▶ **EXTRACTED RECORDS**:

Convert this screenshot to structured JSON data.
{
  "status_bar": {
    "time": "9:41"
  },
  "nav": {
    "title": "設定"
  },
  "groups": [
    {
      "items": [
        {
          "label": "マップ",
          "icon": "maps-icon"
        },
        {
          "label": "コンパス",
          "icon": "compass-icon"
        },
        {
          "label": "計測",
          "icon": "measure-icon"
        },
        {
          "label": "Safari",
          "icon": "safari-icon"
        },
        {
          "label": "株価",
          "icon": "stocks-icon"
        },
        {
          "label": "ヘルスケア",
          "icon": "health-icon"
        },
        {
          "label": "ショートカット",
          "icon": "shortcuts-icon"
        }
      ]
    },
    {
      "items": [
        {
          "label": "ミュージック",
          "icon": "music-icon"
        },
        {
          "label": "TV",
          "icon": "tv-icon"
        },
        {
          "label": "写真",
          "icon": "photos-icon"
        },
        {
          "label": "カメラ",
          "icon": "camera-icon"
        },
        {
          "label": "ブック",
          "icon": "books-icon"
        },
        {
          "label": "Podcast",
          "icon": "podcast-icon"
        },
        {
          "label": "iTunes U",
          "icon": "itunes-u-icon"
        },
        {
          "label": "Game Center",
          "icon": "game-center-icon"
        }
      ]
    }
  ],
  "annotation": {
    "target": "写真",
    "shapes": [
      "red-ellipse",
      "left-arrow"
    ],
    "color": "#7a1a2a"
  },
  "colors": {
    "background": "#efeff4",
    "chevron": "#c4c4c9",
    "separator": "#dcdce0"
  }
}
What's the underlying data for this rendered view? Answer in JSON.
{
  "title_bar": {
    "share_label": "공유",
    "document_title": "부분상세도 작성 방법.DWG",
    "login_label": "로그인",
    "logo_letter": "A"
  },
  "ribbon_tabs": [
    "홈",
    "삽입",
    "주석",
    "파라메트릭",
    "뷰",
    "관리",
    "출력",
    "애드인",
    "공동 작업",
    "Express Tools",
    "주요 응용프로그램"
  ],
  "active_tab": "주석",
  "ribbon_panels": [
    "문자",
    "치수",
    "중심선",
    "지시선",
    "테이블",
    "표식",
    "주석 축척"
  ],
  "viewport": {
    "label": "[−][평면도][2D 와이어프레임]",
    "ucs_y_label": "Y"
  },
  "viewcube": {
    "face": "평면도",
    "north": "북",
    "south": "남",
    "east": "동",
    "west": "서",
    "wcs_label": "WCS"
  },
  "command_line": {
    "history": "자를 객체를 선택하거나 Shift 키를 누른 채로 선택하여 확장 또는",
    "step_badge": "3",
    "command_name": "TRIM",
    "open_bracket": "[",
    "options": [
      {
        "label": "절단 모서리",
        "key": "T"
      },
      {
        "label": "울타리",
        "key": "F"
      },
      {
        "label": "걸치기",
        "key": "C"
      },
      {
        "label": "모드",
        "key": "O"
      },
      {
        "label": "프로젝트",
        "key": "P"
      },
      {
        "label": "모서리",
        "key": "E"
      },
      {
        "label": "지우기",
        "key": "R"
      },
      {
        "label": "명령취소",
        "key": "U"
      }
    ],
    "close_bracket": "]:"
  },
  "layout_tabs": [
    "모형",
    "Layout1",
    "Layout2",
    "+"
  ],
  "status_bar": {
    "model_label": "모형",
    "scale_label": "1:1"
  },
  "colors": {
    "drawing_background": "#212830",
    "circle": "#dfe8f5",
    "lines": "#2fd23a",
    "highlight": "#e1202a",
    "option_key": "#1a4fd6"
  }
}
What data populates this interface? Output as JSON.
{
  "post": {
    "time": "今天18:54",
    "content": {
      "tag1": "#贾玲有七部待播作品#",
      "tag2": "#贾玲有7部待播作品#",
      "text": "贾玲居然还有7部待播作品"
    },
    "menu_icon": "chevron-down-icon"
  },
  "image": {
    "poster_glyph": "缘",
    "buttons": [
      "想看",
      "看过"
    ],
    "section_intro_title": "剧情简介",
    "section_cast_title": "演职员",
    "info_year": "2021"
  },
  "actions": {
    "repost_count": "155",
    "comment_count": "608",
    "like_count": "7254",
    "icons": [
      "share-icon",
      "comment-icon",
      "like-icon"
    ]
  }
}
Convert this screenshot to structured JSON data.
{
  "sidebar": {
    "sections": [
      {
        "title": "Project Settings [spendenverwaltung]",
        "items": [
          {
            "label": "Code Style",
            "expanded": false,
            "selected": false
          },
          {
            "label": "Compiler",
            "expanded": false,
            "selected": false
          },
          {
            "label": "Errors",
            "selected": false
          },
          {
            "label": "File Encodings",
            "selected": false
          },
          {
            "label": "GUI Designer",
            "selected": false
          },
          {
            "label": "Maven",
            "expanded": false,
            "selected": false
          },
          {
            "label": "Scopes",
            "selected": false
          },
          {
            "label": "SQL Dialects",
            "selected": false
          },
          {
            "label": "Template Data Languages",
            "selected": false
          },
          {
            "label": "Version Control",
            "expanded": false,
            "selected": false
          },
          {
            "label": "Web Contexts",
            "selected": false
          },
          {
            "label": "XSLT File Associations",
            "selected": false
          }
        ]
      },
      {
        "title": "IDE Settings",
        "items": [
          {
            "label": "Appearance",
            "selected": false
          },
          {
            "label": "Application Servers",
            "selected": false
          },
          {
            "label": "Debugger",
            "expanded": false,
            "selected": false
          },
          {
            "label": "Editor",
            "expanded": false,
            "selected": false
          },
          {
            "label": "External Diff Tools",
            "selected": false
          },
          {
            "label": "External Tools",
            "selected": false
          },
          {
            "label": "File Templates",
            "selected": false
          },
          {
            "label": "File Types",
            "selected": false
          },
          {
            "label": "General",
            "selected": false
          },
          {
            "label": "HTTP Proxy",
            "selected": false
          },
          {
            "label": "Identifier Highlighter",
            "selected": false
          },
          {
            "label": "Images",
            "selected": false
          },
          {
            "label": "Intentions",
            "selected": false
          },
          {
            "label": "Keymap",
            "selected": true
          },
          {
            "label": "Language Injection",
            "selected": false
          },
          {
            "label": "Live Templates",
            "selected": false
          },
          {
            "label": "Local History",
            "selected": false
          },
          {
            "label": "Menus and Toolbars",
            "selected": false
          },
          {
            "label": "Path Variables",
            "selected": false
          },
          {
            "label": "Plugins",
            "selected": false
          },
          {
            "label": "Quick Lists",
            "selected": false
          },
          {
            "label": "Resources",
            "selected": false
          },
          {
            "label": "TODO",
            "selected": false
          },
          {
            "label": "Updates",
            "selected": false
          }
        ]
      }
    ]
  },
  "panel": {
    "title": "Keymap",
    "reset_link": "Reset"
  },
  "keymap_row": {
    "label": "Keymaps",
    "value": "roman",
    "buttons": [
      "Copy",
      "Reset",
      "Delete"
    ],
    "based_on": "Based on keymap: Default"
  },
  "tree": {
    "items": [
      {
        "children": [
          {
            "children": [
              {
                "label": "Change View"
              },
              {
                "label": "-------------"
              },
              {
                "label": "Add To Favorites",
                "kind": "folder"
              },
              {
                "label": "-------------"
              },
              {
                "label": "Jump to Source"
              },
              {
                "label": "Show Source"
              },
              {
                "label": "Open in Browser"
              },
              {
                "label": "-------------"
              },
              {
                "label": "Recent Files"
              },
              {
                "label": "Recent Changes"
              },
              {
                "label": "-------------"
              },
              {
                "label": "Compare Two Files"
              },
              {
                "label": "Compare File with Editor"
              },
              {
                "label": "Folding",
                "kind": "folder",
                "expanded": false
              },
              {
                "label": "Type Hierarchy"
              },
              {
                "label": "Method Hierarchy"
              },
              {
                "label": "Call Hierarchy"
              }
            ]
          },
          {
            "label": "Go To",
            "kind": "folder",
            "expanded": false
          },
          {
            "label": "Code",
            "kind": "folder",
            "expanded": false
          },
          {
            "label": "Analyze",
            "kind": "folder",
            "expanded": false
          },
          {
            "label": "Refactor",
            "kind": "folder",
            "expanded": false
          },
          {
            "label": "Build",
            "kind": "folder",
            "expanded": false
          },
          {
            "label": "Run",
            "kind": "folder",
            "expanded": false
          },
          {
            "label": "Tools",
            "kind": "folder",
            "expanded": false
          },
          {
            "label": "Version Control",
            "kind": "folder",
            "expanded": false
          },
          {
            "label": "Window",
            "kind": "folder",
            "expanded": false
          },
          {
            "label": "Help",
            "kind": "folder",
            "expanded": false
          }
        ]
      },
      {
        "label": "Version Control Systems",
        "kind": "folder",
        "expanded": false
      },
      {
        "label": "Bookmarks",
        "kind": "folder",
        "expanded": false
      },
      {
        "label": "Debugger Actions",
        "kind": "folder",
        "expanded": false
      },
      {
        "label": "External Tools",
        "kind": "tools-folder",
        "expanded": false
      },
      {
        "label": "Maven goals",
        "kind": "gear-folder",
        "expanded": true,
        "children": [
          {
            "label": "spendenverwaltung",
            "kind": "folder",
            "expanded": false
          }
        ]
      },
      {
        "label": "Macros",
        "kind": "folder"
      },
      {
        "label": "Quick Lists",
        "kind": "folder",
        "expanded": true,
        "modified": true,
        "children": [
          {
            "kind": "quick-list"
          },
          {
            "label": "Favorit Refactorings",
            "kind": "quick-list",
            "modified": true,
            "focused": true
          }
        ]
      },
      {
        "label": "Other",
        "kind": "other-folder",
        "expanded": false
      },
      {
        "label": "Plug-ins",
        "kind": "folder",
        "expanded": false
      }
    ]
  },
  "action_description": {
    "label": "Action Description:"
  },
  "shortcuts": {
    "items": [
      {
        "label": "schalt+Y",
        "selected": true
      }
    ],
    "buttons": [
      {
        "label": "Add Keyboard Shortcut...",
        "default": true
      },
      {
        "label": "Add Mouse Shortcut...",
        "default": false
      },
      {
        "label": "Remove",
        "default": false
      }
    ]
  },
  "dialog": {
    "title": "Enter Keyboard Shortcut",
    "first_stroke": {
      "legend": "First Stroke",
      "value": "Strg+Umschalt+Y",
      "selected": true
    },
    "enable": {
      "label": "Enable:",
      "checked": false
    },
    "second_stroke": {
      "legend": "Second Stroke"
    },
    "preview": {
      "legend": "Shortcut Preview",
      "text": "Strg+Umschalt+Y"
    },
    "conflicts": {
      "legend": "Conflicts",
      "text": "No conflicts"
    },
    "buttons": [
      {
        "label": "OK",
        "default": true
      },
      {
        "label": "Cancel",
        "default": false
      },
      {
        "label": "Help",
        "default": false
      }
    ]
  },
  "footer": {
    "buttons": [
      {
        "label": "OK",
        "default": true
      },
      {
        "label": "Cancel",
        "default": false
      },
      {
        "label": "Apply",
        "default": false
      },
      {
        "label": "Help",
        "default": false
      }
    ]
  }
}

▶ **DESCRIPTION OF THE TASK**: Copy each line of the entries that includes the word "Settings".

▶ **RESPONSE BELOW**:
        "title": "Project Settings [spendenverwaltung]",
        "title": "IDE Settings",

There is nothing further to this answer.